The storyline continues a while after the end of the original Portal, once again you play as Chell. For those new to Portal, the game generally takes place in 'test chambers' in the Aperture Laboratory. It's presented in the first person, so if you like COD you'll be fine! You get a Portal gun that enables you to create pathways to different areas of a room - this is done by shooting a blue portal and an orange portal onto walls/floors. Think of them as holes, except when you create two holes they join up and become a pathway. A bit like a portal, really. Anyway, as you progress you gain access to other interesting elements that help you go faster, bounce higher, or even place a Portal onto any surface. The interesting thing about portals is just how they can be used to manipulate a room, it's not just a case of getting from point A to point B as hopefully you'll see if you play the game (or you'll know if you've played the 1st game). As you progress through these test chambers, the story unfolds and you then move onto other areas. I'll draw a line here though, as you don't want any spoilers now do you?! All I will say is that you start off with a friend called Wheatley (voiced brilliantly by Stephen Merchant) and you may or may not run into a certain foe called GLaDOS...other than that there's not much else to say that won't give out plot details (which is just as interesting as the puzzles!)
As I said at the start of this review, I'm not a puzzle gamer per-say. Portal 2 is so much more than a puzzle game though. It's emotive yet funny, clever yet simple, a puzzler-meets-adventure-meets-FPS game. You'll laugh, you'll have your heart strings tugged, you might get a bit stuck, but mostly you'll do as I did and spend a whole day playing it from start to finish because it's just THAT good. Then, when you've finished, you get the excellent co-op mode (and I do recommend playing single player first) which can be played locally via split screen or, online via PSN or even with someone on PC via the Steam Code included in the PS3 version of the game. I was going to review how well this part worked but at the time of writing PSN has been down for around a week now for reasons I'm sure you're all aware of. Local co op is great though (the puzzles are even more intricate when there's two of you!) and a fine extension to the main game.

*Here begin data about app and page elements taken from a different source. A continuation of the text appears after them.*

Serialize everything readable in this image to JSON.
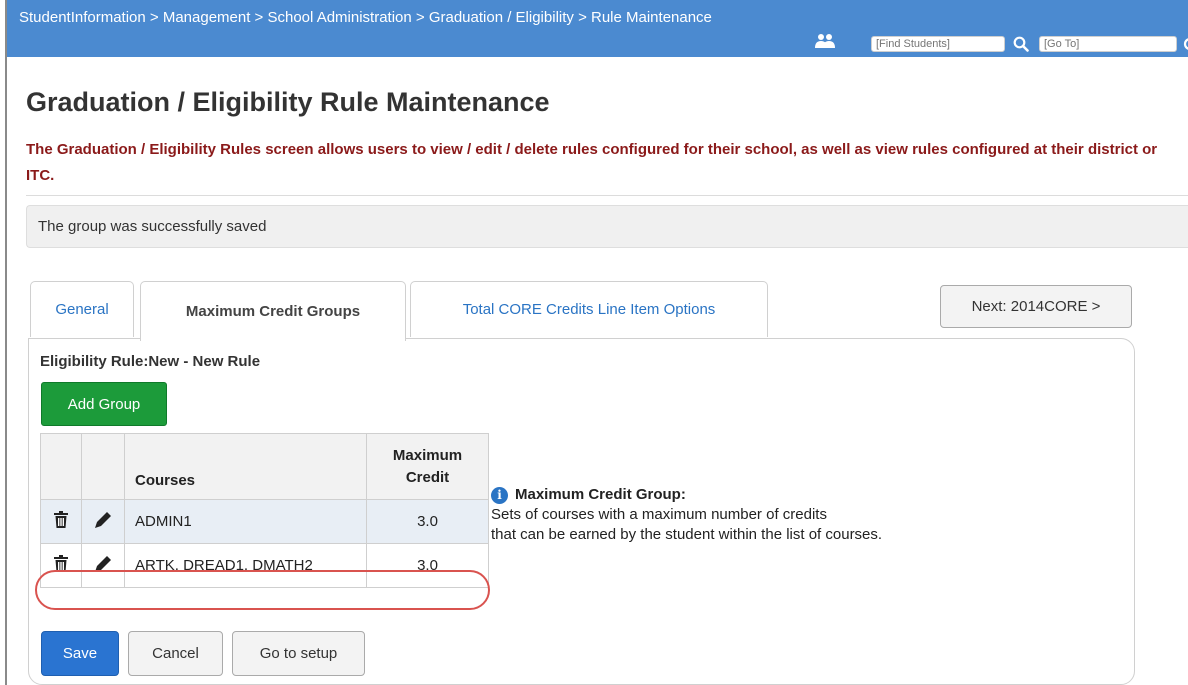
{
  "header": {
    "breadcrumb": "StudentInformation > Management > School Administration > Graduation / Eligibility > Rule Maintenance",
    "find_placeholder": "[Find Students]",
    "goto_placeholder": "[Go To]",
    "bar_color": "#4b8ad0"
  },
  "page": {
    "title": "Graduation / Eligibility Rule Maintenance",
    "description": "The Graduation / Eligibility Rules screen allows users to view / edit / delete rules configured for their school, as well as view rules configured at their district or ITC.",
    "status": "The group was successfully saved"
  },
  "tabs": [
    {
      "label": "General",
      "active": false
    },
    {
      "label": "Maximum Credit Groups",
      "active": true
    },
    {
      "label": "Total CORE Credits Line Item Options",
      "active": false
    }
  ],
  "next_button": "Next: 2014CORE >",
  "panel": {
    "rule_prefix": "Eligibility Rule:",
    "rule_name": "New - New Rule",
    "add_group_label": "Add Group",
    "table": {
      "headers": {
        "courses": "Courses",
        "max_credit_line1": "Maximum",
        "max_credit_line2": "Credit"
      },
      "rows": [
        {
          "courses": "ADMIN1",
          "max_credit": "3.0"
        },
        {
          "courses": "ARTK, DREAD1, DMATH2",
          "max_credit": "3.0"
        }
      ]
    },
    "info": {
      "title": "Maximum Credit Group:",
      "line1": "Sets of courses with a maximum number of credits",
      "line2": "that can be earned by the student within the list of courses."
    },
    "buttons": {
      "save": "Save",
      "cancel": "Cancel",
      "setup": "Go to setup"
    }
  },
  "colors": {
    "description_text": "#8b1a1a",
    "add_group": "#1c9b3a",
    "save": "#2a74d1",
    "highlight": "#d9534f",
    "link": "#2a74c4"
  }
}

It's hard to put into words how much I recommend trying this game. Even if you're apprehensive that it might not be your 'thing', similarly to Heavy Rain, it's the kind of game that may divide opinion but can genuinely be called an experience that I feel all gamers should try. I honestly don't have a negative to point out about this game, if we're being picky there's no advanced maps (like in the original), but that's a tiny criticism! Some have mentioned the longevity (I'd say a solid 8-10 hours for single player) but add in the co op and it's certainly longer. Also, as with the aforementioned Heavy Rain which clocked in around 9 hours, there's a definite case for quality over quantity and for me Portal 2 is as quality a game you will play this console generation (plus if there's a better ending to a game, well...you'll just have to play it and see!)